Pelvic inflammatory disease: Untreated, the disease could cause infertility
More in Health
Pelvic inflammatory disease, also commonly called “PID,” is an infection that affects a woman’s reproductive system. In a woman, the reproductive system includes: The uterus or womb (the organ that holds a baby when a woman is pregnant), the ovaries (the organs that release eggs), the fallopian tubes (which connect the ovaries to the uterus) and the vagina (which connects the uterus to the outside of the body).
Chlamydia and gonorrhea are two of the most common bacterial infections that lead to PID.
Gonorrhea and Chlamydia infections are usually spread from one person to another during unprotected sex. A man does not have to ejaculate to spread the infection. Research has shown that rarely can one become infected with these organisms by touching objects, like a toilet seat because for these organisms can only survive for only a very short time on the surface of the toilet seat and for the infection to occur, the germs would have to be transferred from the toilet seat to ones urethra or genital tract, or through an open cut or sore on the buttocks or thighs which is all possible but very unlikely to contract the disease from the toilet seats and other objects, unless of course they have unprotected sex on the toilet seat!.

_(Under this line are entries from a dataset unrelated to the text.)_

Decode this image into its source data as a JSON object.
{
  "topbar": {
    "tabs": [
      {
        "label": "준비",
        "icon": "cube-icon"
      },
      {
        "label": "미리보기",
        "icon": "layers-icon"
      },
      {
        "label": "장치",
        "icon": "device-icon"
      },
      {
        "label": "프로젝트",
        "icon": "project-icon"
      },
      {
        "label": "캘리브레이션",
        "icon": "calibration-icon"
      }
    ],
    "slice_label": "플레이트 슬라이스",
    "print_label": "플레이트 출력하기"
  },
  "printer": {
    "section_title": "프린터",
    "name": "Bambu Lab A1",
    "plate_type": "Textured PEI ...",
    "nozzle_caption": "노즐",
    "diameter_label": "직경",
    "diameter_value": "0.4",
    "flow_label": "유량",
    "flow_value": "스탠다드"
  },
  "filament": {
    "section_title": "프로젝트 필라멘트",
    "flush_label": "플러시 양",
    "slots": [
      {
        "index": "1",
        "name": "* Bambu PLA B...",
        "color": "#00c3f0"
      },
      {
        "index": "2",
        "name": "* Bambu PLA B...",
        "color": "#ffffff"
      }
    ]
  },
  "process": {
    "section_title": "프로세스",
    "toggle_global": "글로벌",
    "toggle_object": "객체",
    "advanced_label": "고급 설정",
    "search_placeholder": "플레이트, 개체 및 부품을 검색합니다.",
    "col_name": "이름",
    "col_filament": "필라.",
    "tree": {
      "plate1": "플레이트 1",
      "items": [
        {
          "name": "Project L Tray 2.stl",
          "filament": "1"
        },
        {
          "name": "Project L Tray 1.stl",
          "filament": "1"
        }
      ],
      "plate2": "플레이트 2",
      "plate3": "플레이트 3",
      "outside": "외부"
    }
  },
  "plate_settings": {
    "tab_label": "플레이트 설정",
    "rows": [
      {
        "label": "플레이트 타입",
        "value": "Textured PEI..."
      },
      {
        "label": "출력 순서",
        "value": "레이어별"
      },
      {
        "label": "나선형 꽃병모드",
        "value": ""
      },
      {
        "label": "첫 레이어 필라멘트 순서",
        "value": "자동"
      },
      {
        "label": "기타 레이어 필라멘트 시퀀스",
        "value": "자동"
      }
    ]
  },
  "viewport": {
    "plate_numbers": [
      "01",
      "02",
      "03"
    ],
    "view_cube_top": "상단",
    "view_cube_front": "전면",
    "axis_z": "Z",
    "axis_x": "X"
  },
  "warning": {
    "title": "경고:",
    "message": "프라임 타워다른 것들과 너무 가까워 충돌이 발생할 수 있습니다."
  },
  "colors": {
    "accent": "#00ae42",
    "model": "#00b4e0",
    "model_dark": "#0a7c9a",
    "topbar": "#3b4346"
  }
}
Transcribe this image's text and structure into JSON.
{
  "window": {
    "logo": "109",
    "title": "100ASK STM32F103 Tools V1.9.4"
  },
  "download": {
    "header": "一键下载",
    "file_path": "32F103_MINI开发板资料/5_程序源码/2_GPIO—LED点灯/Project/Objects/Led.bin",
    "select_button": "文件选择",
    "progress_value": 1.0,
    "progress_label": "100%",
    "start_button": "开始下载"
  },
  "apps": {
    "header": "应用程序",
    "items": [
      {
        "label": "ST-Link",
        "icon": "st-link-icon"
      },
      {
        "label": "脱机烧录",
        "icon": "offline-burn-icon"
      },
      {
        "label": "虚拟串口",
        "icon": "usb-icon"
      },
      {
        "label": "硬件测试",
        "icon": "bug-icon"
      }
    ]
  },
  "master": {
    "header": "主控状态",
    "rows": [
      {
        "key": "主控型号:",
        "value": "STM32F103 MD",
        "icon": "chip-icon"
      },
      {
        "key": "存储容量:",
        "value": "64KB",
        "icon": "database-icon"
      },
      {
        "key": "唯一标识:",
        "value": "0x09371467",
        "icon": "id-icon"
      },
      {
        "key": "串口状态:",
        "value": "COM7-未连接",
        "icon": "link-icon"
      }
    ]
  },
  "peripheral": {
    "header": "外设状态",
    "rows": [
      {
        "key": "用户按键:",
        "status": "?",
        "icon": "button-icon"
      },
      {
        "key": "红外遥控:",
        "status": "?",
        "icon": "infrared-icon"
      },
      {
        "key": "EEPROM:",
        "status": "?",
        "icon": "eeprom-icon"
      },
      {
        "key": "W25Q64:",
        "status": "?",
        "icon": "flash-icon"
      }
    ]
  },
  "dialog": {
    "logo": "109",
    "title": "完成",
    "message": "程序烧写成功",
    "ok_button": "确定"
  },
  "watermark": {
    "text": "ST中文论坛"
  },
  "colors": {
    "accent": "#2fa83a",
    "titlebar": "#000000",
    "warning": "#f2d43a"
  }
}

Your risk of getting gonorrhea is greater if you have a new sexual partner, more than one sexual partner, or if you have had gonorrhea before.
PID occurs in highest frequency among those 15 to 25 years of age, with the incidence in women older than the age of 35 years being only one-seventh of that in younger women. Previous PID increases the risk for subsequent episodes, and approximately one in four women with PID will suffer recurrence.

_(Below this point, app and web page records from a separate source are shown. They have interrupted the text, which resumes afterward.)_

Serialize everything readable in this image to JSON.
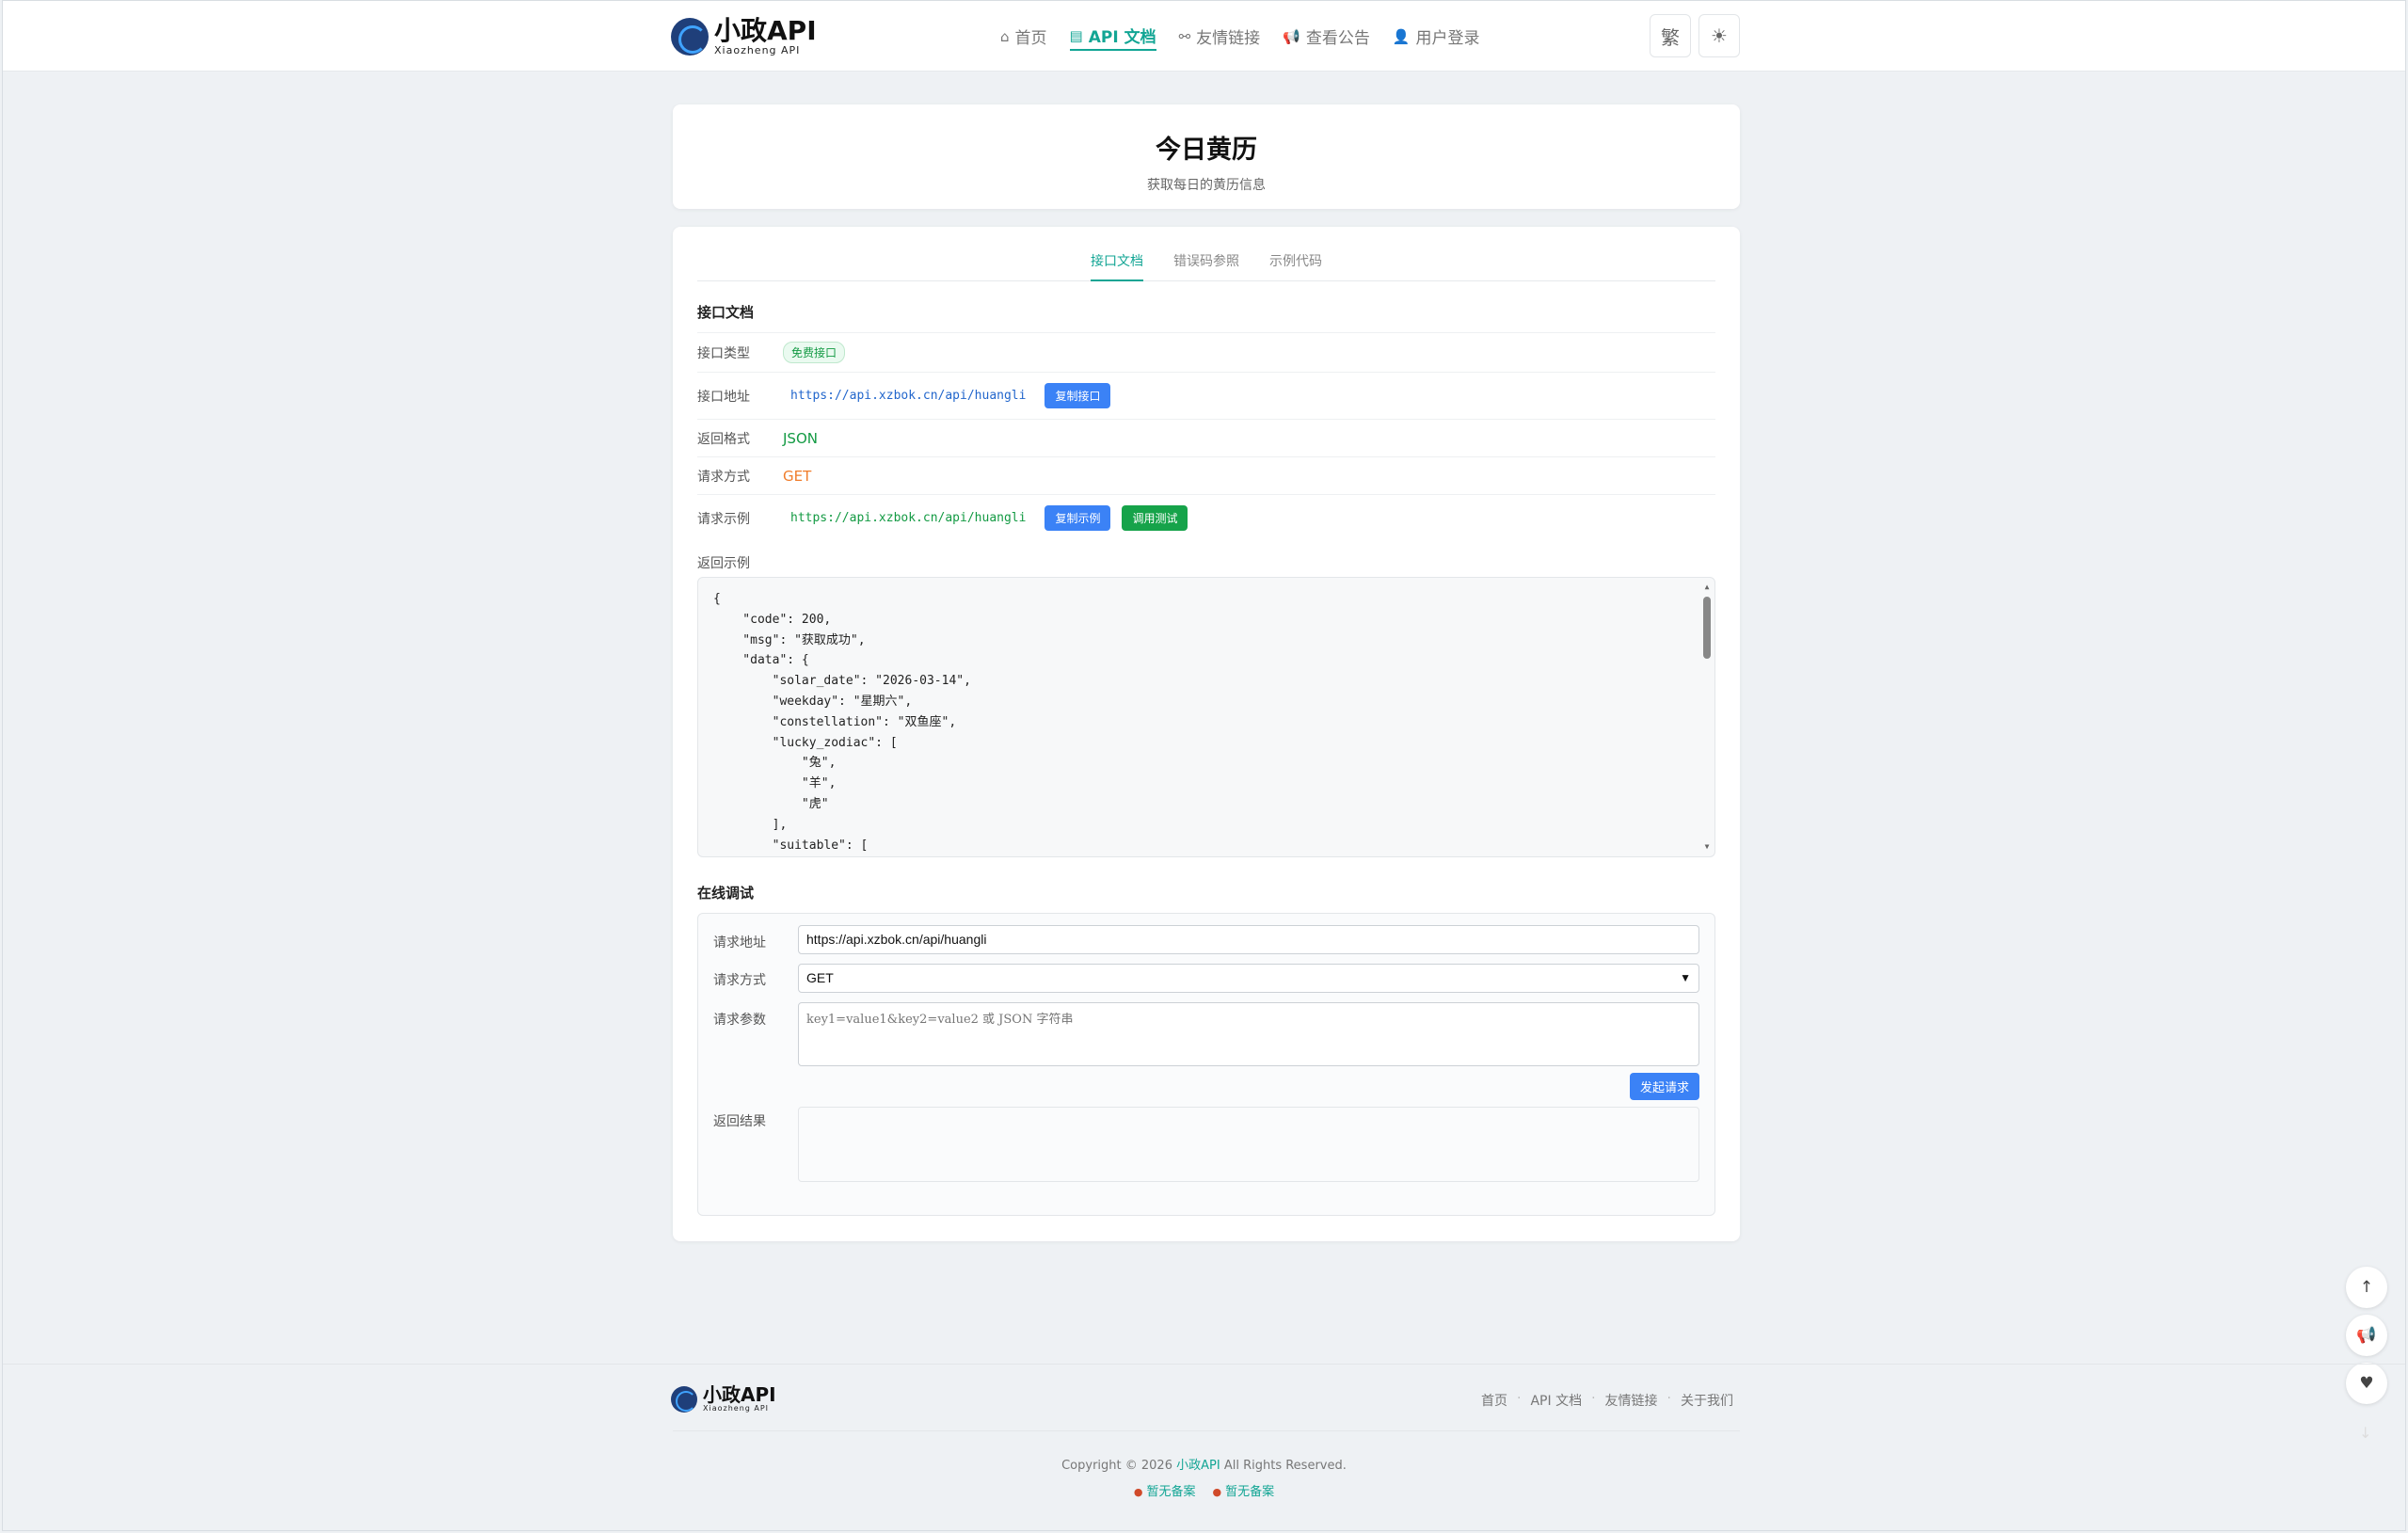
{
  "header": {
    "logo_title": "小政API",
    "logo_sub": "Xiaozheng API",
    "nav": [
      {
        "icon": "⌂",
        "label": "首页"
      },
      {
        "icon": "▤",
        "label": "API 文档"
      },
      {
        "icon": "⚯",
        "label": "友情链接"
      },
      {
        "icon": "📢",
        "label": "查看公告"
      },
      {
        "icon": "👤",
        "label": "用户登录"
      }
    ],
    "lang_button": "繁",
    "theme_button_icon": "☀"
  },
  "title_card": {
    "title": "今日黄历",
    "subtitle": "获取每日的黄历信息"
  },
  "tabs": [
    "接口文档",
    "错误码参照",
    "示例代码"
  ],
  "doc": {
    "section_title": "接口文档",
    "type_label": "接口类型",
    "type_badge": "免费接口",
    "url_label": "接口地址",
    "url": "https://api.xzbok.cn/api/huangli",
    "copy_url_button": "复制接口",
    "format_label": "返回格式",
    "format_value": "JSON",
    "method_label": "请求方式",
    "method_value": "GET",
    "example_label": "请求示例",
    "example_url": "https://api.xzbok.cn/api/huangli",
    "copy_example_button": "复制示例",
    "debug_button": "调用测试",
    "response_label": "返回示例",
    "response_lines": [
      "{",
      "    \"code\": 200,",
      "    \"msg\": \"获取成功\",",
      "    \"data\": {",
      "        \"solar_date\": \"2026-03-14\",",
      "        \"weekday\": \"星期六\",",
      "        \"constellation\": \"双鱼座\",",
      "        \"lucky_zodiac\": [",
      "            \"兔\",",
      "            \"羊\",",
      "            \"虎\"",
      "        ],",
      "        \"suitable\": ["
    ]
  },
  "debug": {
    "section_title": "在线调试",
    "url_label": "请求地址",
    "url_value": "https://api.xzbok.cn/api/huangli",
    "method_label": "请求方式",
    "method_value": "GET",
    "params_label": "请求参数",
    "params_placeholder": "key1=value1&key2=value2 或 JSON 字符串",
    "send_button": "发起请求",
    "result_label": "返回结果"
  },
  "footer": {
    "logo_title": "小政API",
    "logo_sub": "Xiaozheng API",
    "links": [
      "首页",
      "API 文档",
      "友情链接",
      "关于我们"
    ],
    "separator": "·",
    "copyright_prefix": "Copyright © 2026 ",
    "copyright_brand": "小政API",
    "copyright_suffix": " All Rights Reserved.",
    "beian": [
      "暂无备案",
      "暂无备案"
    ]
  },
  "colors": {
    "accent": "#12a594",
    "primary_button": "#3b82f6",
    "success_button": "#16a34a",
    "method_orange": "#f07c2a"
  }
}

PID does not always cause symptoms. When it does, the main symptom is pain in the lower belly. In some women, this pain gets worse during sex. Other symptoms can include; fever, chills, fluid leaking from the vagina (called “discharge’’ usually with a bad odour), bleeding or spotting from the vagina, painful and sometimes irregular periods, pain during a pelvic exam.

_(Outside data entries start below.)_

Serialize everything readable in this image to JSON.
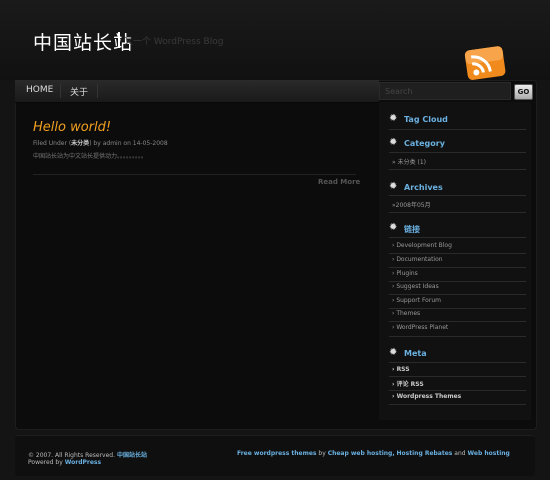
{
  "header": {
    "site_title": "中国站长站",
    "tagline": "又一个 WordPress Blog"
  },
  "nav": {
    "items": [
      "HOME",
      "关于"
    ]
  },
  "search": {
    "placeholder": "Search",
    "button": "GO"
  },
  "post": {
    "title": "Hello world!",
    "meta_prefix": "Filed Under (",
    "meta_category": "未分类",
    "meta_suffix": ") by admin on 14-05-2008",
    "excerpt": "中国站长站为中文站长提供动力。。。。。。。。。",
    "read_more": "Read More"
  },
  "sidebar": {
    "tag_cloud": "Tag Cloud",
    "category": {
      "title": "Category",
      "item": "» 未分类  (1)"
    },
    "archives": {
      "title": "Archives",
      "item": "»2008年05月"
    },
    "links": {
      "title": "链接",
      "items": [
        "Development Blog",
        "Documentation",
        "Plugins",
        "Suggest Ideas",
        "Support Forum",
        "Themes",
        "WordPress Planet"
      ]
    },
    "meta": {
      "title": "Meta",
      "items": [
        "RSS",
        "评论  RSS",
        "Wordpress Themes"
      ]
    }
  },
  "footer": {
    "copyright": "© 2007. All Rights Reserved.",
    "site_link": "中国站长站",
    "powered_by": "Powered by",
    "powered_link": "WordPress",
    "free_themes": "Free wordpress themes",
    "by": "by",
    "cheap_hosting": "Cheap web hosting,",
    "hosting_rebates": "Hosting Rebates",
    "and": "and",
    "web_hosting": "Web hosting"
  },
  "colors": {
    "accent": "#6ab0e0",
    "post_title": "#f0a020",
    "background": "#141414"
  }
}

If chlamydia or gonorrhea is not treated, up to 30 percent of women may develop PID. PID can cause scarring of the fallopian tubes, which can lead to infertility and an increased risk of ectopic pregnancy (a pregnancy that develops in the fallopian tube rather than the uterus).People with these infections are at higher risk of becoming infected with HIV. Fortunately, these infections can be cured with antibiotics and early intervention will prevent these late complications of untreated PID!
The diagnosis of PID is made through thorough history taking of the patient’s symptoms, doing a proper pelvic exam. Some laboratory tests and radiology investigations can be done to confirm the disease or look out for any possible complication from the disease. A sample of urine and a swab of the fluid in one’s birth canal or cervix are usually taken off for analysis to look out for these organisms. An abdominal ultrasound scan can be done to look out for any inflammation of the reproductive organs as a result of the disease.
Once-yearly testing for chlamydia is recommended for all sexually active women who are younger than 25 years old, even in the absence of symptoms. This is because chlamydia is common in this age group and infection usually does not cause symptoms.
These infections are curable with antibiotics if taken as prescribed. Treatment is important for you and anyone you have had sex with recently. Your doctor might even ask you to tell your sexual partner(s) to be tested and in some cases, your doctor could give you a prescription for both you and your partner.
You should not have sex until both you and your partner have been treated. It is possible to be infected with gonorrhea more than once.
Since PID is caused by a germ that you get during sex, you can lower your risk of getting PID by; using a condom every time you have sex, one committed sexual partner, or abstaining from having sex.
Dr. Ian Shyaka is a General Practitioner at Rwanda Military Hospital